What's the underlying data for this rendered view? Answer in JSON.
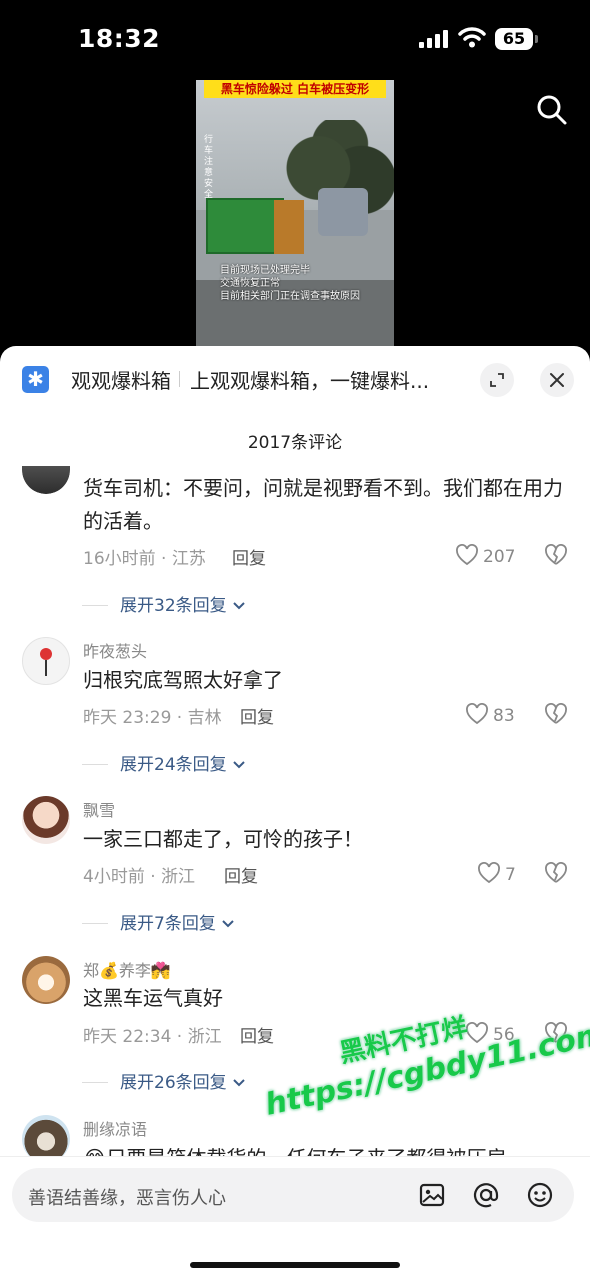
{
  "status_bar": {
    "time": "18:32",
    "battery": "65"
  },
  "video": {
    "banner": "黑车惊险躲过 白车被压变形",
    "side_text": "行车注意安全",
    "captions": [
      "目前现场已处理完毕",
      "交通恢复正常",
      "目前相关部门正在调查事故原因"
    ]
  },
  "sheet": {
    "app_name": "观观爆料箱",
    "subtitle": "上观观爆料箱，一键爆料...",
    "comment_count": "2017条评论"
  },
  "comments": [
    {
      "text": "货车司机：不要问，问就是视野看不到。我们都在用力的活着。",
      "meta": "16小时前 · 江苏",
      "reply": "回复",
      "likes": "207",
      "expand": "展开32条回复"
    },
    {
      "user": "昨夜葱头",
      "text": "归根究底驾照太好拿了",
      "meta": "昨天 23:29 · 吉林",
      "reply": "回复",
      "likes": "83",
      "expand": "展开24条回复"
    },
    {
      "user": "飘雪",
      "text": "一家三口都走了，可怜的孩子！",
      "meta": "4小时前 · 浙江",
      "reply": "回复",
      "likes": "7",
      "expand": "展开7条回复"
    },
    {
      "user": "郑💰养李💏",
      "text": "这黑车运气真好",
      "meta": "昨天 22:34 · 浙江",
      "reply": "回复",
      "likes": "56",
      "expand": "展开26条回复"
    },
    {
      "user": "删缘凉语",
      "text": "😂只要是箱体载货的，任何车子来了都得被压扁"
    }
  ],
  "input": {
    "placeholder": "善语结善缘，恶言伤人心"
  },
  "watermark": {
    "line1": "黑料不打烊",
    "line2": "https://cgbdy11.com"
  },
  "icons": [
    "search-icon",
    "expand-icon",
    "close-icon",
    "heart-icon",
    "broken-heart-icon",
    "chevron-down-icon",
    "image-icon",
    "at-icon",
    "emoji-icon"
  ]
}
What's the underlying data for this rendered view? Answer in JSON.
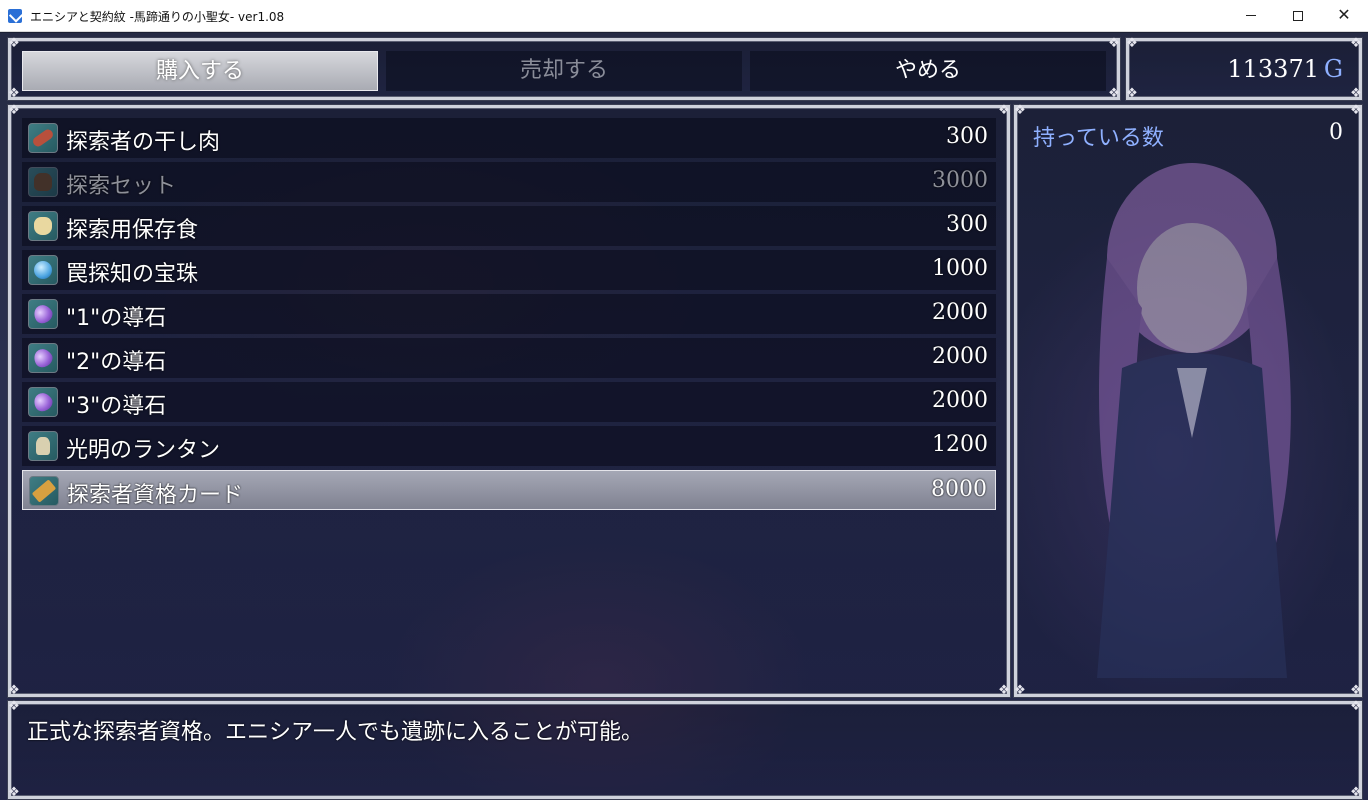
{
  "window": {
    "title": "エニシアと契約紋 -馬蹄通りの小聖女- ver1.08",
    "minimize_glyph": "",
    "maximize_glyph": "",
    "close_glyph": "✕"
  },
  "commands": {
    "buy": "購入する",
    "sell": "売却する",
    "cancel": "やめる",
    "selected": "buy"
  },
  "gold": {
    "value": "113371",
    "unit": "G"
  },
  "items": [
    {
      "name": "探索者の干し肉",
      "price": "300",
      "icon": "dried-meat-icon",
      "enabled": true
    },
    {
      "name": "探索セット",
      "price": "3000",
      "icon": "explorer-set-icon",
      "enabled": false
    },
    {
      "name": "探索用保存食",
      "price": "300",
      "icon": "ration-bag-icon",
      "enabled": true
    },
    {
      "name": "罠探知の宝珠",
      "price": "1000",
      "icon": "crystal-orb-icon",
      "enabled": true
    },
    {
      "name": "\"1\"の導石",
      "price": "2000",
      "icon": "purple-stone-icon",
      "enabled": true
    },
    {
      "name": "\"2\"の導石",
      "price": "2000",
      "icon": "purple-stone-icon",
      "enabled": true
    },
    {
      "name": "\"3\"の導石",
      "price": "2000",
      "icon": "purple-stone-icon",
      "enabled": true
    },
    {
      "name": "光明のランタン",
      "price": "1200",
      "icon": "lantern-icon",
      "enabled": true
    },
    {
      "name": "探索者資格カード",
      "price": "8000",
      "icon": "license-card-icon",
      "enabled": true,
      "selected": true
    }
  ],
  "status": {
    "possession_label": "持っている数",
    "possession_value": "0"
  },
  "help": {
    "text": "正式な探索者資格。エニシア一人でも遺跡に入ることが可能。"
  },
  "colors": {
    "system_blue": "#8fb0ff",
    "window_border": "#cfd2dc",
    "disabled_text": "#8e9099"
  }
}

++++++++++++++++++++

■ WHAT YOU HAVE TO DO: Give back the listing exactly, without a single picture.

■ TASK RESULT:
What's the underlying data for this rendered view? Answer in JSON.
{
  "status_bar": {
    "time": "18:32",
    "battery": "65"
  },
  "video": {
    "banner": "黑车惊险躲过 白车被压变形",
    "side_text": "行车注意安全",
    "captions": [
      "目前现场已处理完毕",
      "交通恢复正常",
      "目前相关部门正在调查事故原因"
    ]
  },
  "sheet": {
    "app_name": "观观爆料箱",
    "subtitle": "上观观爆料箱，一键爆料...",
    "comment_count": "2017条评论"
  },
  "comments": [
    {
      "text": "货车司机：不要问，问就是视野看不到。我们都在用力的活着。",
      "meta": "16小时前 · 江苏",
      "reply": "回复",
      "likes": "207",
      "expand": "展开32条回复"
    },
    {
      "user": "昨夜葱头",
      "text": "归根究底驾照太好拿了",
      "meta": "昨天 23:29 · 吉林",
      "reply": "回复",
      "likes": "83",
      "expand": "展开24条回复"
    },
    {
      "user": "飘雪",
      "text": "一家三口都走了，可怜的孩子！",
      "meta": "4小时前 · 浙江",
      "reply": "回复",
      "likes": "7",
      "expand": "展开7条回复"
    },
    {
      "user": "郑💰养李💏",
      "text": "这黑车运气真好",
      "meta": "昨天 22:34 · 浙江",
      "reply": "回复",
      "likes": "56",
      "expand": "展开26条回复"
    },
    {
      "user": "删缘凉语",
      "text": "😂只要是箱体载货的，任何车子来了都得被压扁"
    }
  ],
  "input": {
    "placeholder": "善语结善缘，恶言伤人心"
  },
  "watermark": {
    "line1": "黑料不打烊",
    "line2": "https://cgbdy11.com"
  },
  "icons": [
    "search-icon",
    "expand-icon",
    "close-icon",
    "heart-icon",
    "broken-heart-icon",
    "chevron-down-icon",
    "image-icon",
    "at-icon",
    "emoji-icon"
  ]
}
What's the underlying data for this rendered view? Answer in JSON.
{
  "window": {
    "title": "エニシアと契約紋 -馬蹄通りの小聖女- ver1.08",
    "minimize_glyph": "",
    "maximize_glyph": "",
    "close_glyph": "✕"
  },
  "commands": {
    "buy": "購入する",
    "sell": "売却する",
    "cancel": "やめる",
    "selected": "buy"
  },
  "gold": {
    "value": "113371",
    "unit": "G"
  },
  "items": [
    {
      "name": "探索者の干し肉",
      "price": "300",
      "icon": "dried-meat-icon",
      "enabled": true
    },
    {
      "name": "探索セット",
      "price": "3000",
      "icon": "explorer-set-icon",
      "enabled": false
    },
    {
      "name": "探索用保存食",
      "price": "300",
      "icon": "ration-bag-icon",
      "enabled": true
    },
    {
      "name": "罠探知の宝珠",
      "price": "1000",
      "icon": "crystal-orb-icon",
      "enabled": true
    },
    {
      "name": "\"1\"の導石",
      "price": "2000",
      "icon": "purple-stone-icon",
      "enabled": true
    },
    {
      "name": "\"2\"の導石",
      "price": "2000",
      "icon": "purple-stone-icon",
      "enabled": true
    },
    {
      "name": "\"3\"の導石",
      "price": "2000",
      "icon": "purple-stone-icon",
      "enabled": true
    },
    {
      "name": "光明のランタン",
      "price": "1200",
      "icon": "lantern-icon",
      "enabled": true
    },
    {
      "name": "探索者資格カード",
      "price": "8000",
      "icon": "license-card-icon",
      "enabled": true,
      "selected": true
    }
  ],
  "status": {
    "possession_label": "持っている数",
    "possession_value": "0"
  },
  "help": {
    "text": "正式な探索者資格。エニシア一人でも遺跡に入ることが可能。"
  },
  "colors": {
    "system_blue": "#8fb0ff",
    "window_border": "#cfd2dc",
    "disabled_text": "#8e9099"
  }
}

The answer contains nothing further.